And as I descended to the floor midway through the band’s show last night in Los Angeles, the resemblance continued. Granted, I had picked “Manchild,” a lean-inducing jam that invokes, of all things, a clear “no means no” stance against unwelcome wandering hands on the dance floor, as the song to stretch my legs for. But I watched as the room got about as down as you could imagine a Tune-Yards show getting; there was definitely some grinding happening a few feet away from me. Above all, what one realized was that most of the people in the crowd knew this song, and knew it was the one they wanted to grind to, ostensibly from it being available to stream on NPR for the past few weeks. After “Water Fountain,” the lead single off Nikki Nack, Garbus said, “So it seems like some of you have heard that one,” to which a guy in the crowd replied on cue with a battle cry of “WOO-HA WOO-HA!”

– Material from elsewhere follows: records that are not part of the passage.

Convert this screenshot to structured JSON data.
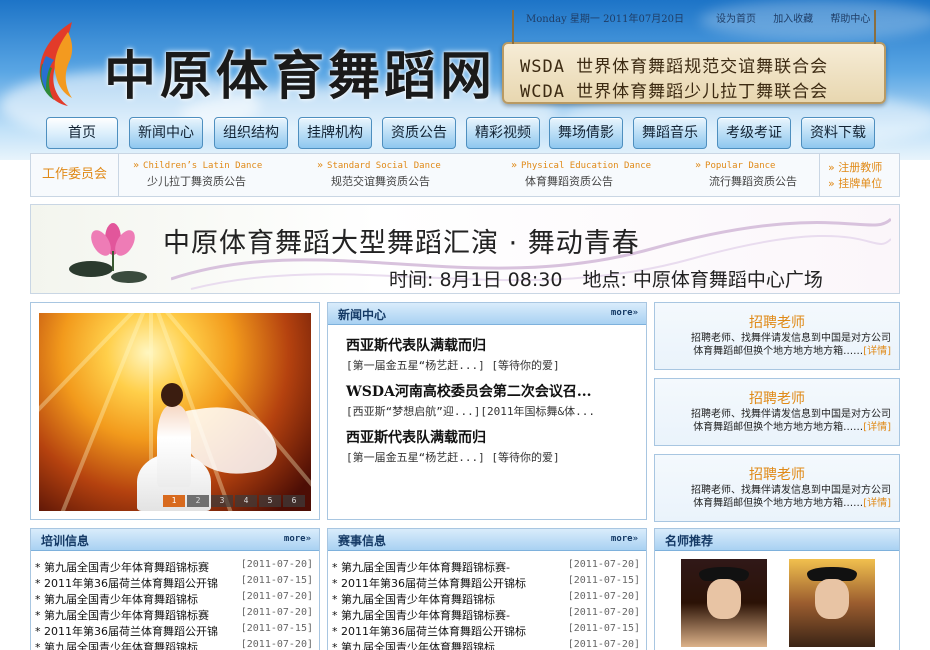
{
  "header": {
    "site_title": "中原体育舞蹈网",
    "date_text": "Monday 星期一 2011年07月20日",
    "top_links": [
      "设为首页",
      "加入收藏",
      "帮助中心"
    ],
    "board_lines": [
      "WSDA 世界体育舞蹈规范交谊舞联合会",
      "WCDA 世界体育舞蹈少儿拉丁舞联合会"
    ]
  },
  "nav": {
    "items": [
      "首页",
      "新闻中心",
      "组织结构",
      "挂牌机构",
      "资质公告",
      "精彩视频",
      "舞场倩影",
      "舞蹈音乐",
      "考级考证",
      "资料下载"
    ]
  },
  "committee": {
    "label": "工作委员会",
    "items": [
      {
        "en": "Children’s Latin Dance",
        "cn": "少儿拉丁舞资质公告"
      },
      {
        "en": "Standard Social Dance",
        "cn": "规范交谊舞资质公告"
      },
      {
        "en": "Physical Education Dance",
        "cn": "体育舞蹈资质公告"
      },
      {
        "en": "Popular Dance",
        "cn": "流行舞蹈资质公告"
      }
    ],
    "links": [
      "注册教师",
      "挂牌单位"
    ]
  },
  "banner": {
    "title": "中原体育舞蹈大型舞蹈汇演 · 舞动青春",
    "time": "时间: 8月1日 08:30",
    "place": "地点: 中原体育舞蹈中心广场"
  },
  "slideshow": {
    "pages": [
      "1",
      "2",
      "3",
      "4",
      "5",
      "6"
    ]
  },
  "news": {
    "title": "新闻中心",
    "more": "more»",
    "lines": [
      {
        "type": "h",
        "text": "西亚斯代表队满载而归"
      },
      {
        "type": "s",
        "text": "[第一届金五星“杨艺赶...] [等待你的爱]"
      },
      {
        "type": "h",
        "text": "WSDA河南高校委员会第二次会议召..."
      },
      {
        "type": "s",
        "text": "[西亚斯“梦想启航”迎...][2011年国标舞&体..."
      },
      {
        "type": "h",
        "text": "西亚斯代表队满载而归"
      },
      {
        "type": "s",
        "text": "[第一届金五星“杨艺赶...] [等待你的爱]"
      }
    ]
  },
  "recruit": {
    "title": "招聘老师",
    "body_line1": "招聘老师、找舞伴请发信息到中国是对方公司",
    "body_line2": "体育舞蹈邮但换个地方地方地方箱……",
    "detail": "[详情]"
  },
  "training": {
    "title": "培训信息",
    "more": "more»",
    "rows": [
      {
        "t": "* 第九届全国青少年体育舞蹈锦标赛",
        "d": "[2011-07-20]"
      },
      {
        "t": "* 2011年第36届荷兰体育舞蹈公开锦",
        "d": "[2011-07-15]"
      },
      {
        "t": "* 第九届全国青少年体育舞蹈锦标",
        "d": "[2011-07-20]"
      },
      {
        "t": "* 第九届全国青少年体育舞蹈锦标赛",
        "d": "[2011-07-20]"
      },
      {
        "t": "* 2011年第36届荷兰体育舞蹈公开锦",
        "d": "[2011-07-15]"
      },
      {
        "t": "* 第九届全国青少年体育舞蹈锦标",
        "d": "[2011-07-20]"
      }
    ]
  },
  "events": {
    "title": "赛事信息",
    "more": "more»",
    "rows": [
      {
        "t": "* 第九届全国青少年体育舞蹈锦标赛-",
        "d": "[2011-07-20]"
      },
      {
        "t": "* 2011年第36届荷兰体育舞蹈公开锦标",
        "d": "[2011-07-15]"
      },
      {
        "t": "* 第九届全国青少年体育舞蹈锦标",
        "d": "[2011-07-20]"
      },
      {
        "t": "* 第九届全国青少年体育舞蹈锦标赛-",
        "d": "[2011-07-20]"
      },
      {
        "t": "* 2011年第36届荷兰体育舞蹈公开锦标",
        "d": "[2011-07-15]"
      },
      {
        "t": "* 第九届全国青少年体育舞蹈锦标",
        "d": "[2011-07-20]"
      }
    ]
  },
  "teachers": {
    "title": "名师推荐"
  }
}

In the chapel-like setting of the Masonic Lodge at the Hollywood Forever cemetery, the rest of the show took on a feeling of a rowdy, slightly psychedelic camp talent show, Garbus’s looped howls echoing up into the rafters as her backup singers engaged in some perfectly awkward not-quite choreography. “This reminds me of a petri dish,” Garbus said between songs at one point. “Not because it’s so hot and steamy … but because a lot of this is an experiment.” It may look that way on stage, with Garbus, decked out in feathered regalia and face paint, twiddling knobs and futzing with her looping pedals as she built each song live with her band, but the sound was fully formed. The slow-burning “Powa,” off w h o k i l l, took an especially long time to build, but proportionately reached the highest highs of the evening, with Merrill wailing over the unabashedly sexy beat like Prince with a ukulele.
Nikki Nack will ably remind the people who were already on Garbus’s team what they liked about Tune-Yards, as will their live show, which slays just as much as you’ve probably heard. And hopefully both do something to deepen appreciation for the incredibly complex, thoughtful songwriter at the center of the Day-Glo fray. The longer you spend with Garbus’s music, the more you appreciate how absent it is of shtick, even as it wears its idiosyncrasies on its sleeve. Maybe the pedals and feathers aren’t for you, maybe they look like the physical manifestation of the niche-ification of blog rock. But even especially — if you close your eyes and turn off your Wi-Fi — Merrill Garbus still is the real thing.